* _ASSIGNMENT_
Copy each entry below without any change.

────────────────────

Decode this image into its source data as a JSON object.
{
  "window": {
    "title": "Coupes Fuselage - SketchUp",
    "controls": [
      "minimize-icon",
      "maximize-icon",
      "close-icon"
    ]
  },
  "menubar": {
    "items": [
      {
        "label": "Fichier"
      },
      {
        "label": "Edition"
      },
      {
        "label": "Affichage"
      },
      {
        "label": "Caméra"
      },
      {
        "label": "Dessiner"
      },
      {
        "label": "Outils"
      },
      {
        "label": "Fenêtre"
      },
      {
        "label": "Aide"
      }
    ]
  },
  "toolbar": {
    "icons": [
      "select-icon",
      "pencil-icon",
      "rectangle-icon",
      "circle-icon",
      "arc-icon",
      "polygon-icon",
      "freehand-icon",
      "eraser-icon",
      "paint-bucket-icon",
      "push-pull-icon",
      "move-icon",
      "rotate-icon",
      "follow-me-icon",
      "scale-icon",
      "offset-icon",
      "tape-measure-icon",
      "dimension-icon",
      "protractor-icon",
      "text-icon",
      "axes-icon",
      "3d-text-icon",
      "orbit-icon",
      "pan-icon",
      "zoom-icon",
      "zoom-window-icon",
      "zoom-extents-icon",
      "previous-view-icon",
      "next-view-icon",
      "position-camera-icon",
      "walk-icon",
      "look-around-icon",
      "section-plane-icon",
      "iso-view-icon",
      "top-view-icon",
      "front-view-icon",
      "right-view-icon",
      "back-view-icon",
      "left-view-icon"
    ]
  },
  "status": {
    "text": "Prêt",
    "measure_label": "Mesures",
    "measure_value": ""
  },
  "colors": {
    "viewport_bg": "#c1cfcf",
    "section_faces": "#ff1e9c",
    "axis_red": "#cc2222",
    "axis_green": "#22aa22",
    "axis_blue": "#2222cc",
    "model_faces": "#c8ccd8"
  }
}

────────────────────

* _EXERCISE ANSWER_
Decode this image into its source data as a JSON object.
{
  "window": {
    "title": "Coupes Fuselage - SketchUp",
    "controls": [
      "minimize-icon",
      "maximize-icon",
      "close-icon"
    ]
  },
  "menubar": {
    "items": [
      {
        "label": "Fichier"
      },
      {
        "label": "Edition"
      },
      {
        "label": "Affichage"
      },
      {
        "label": "Caméra"
      },
      {
        "label": "Dessiner"
      },
      {
        "label": "Outils"
      },
      {
        "label": "Fenêtre"
      },
      {
        "label": "Aide"
      }
    ]
  },
  "toolbar": {
    "icons": [
      "select-icon",
      "pencil-icon",
      "rectangle-icon",
      "circle-icon",
      "arc-icon",
      "polygon-icon",
      "freehand-icon",
      "eraser-icon",
      "paint-bucket-icon",
      "push-pull-icon",
      "move-icon",
      "rotate-icon",
      "follow-me-icon",
      "scale-icon",
      "offset-icon",
      "tape-measure-icon",
      "dimension-icon",
      "protractor-icon",
      "text-icon",
      "axes-icon",
      "3d-text-icon",
      "orbit-icon",
      "pan-icon",
      "zoom-icon",
      "zoom-window-icon",
      "zoom-extents-icon",
      "previous-view-icon",
      "next-view-icon",
      "position-camera-icon",
      "walk-icon",
      "look-around-icon",
      "section-plane-icon",
      "iso-view-icon",
      "top-view-icon",
      "front-view-icon",
      "right-view-icon",
      "back-view-icon",
      "left-view-icon"
    ]
  },
  "status": {
    "text": "Prêt",
    "measure_label": "Mesures",
    "measure_value": ""
  },
  "colors": {
    "viewport_bg": "#c1cfcf",
    "section_faces": "#ff1e9c",
    "axis_red": "#cc2222",
    "axis_green": "#22aa22",
    "axis_blue": "#2222cc",
    "model_faces": "#c8ccd8"
  }
}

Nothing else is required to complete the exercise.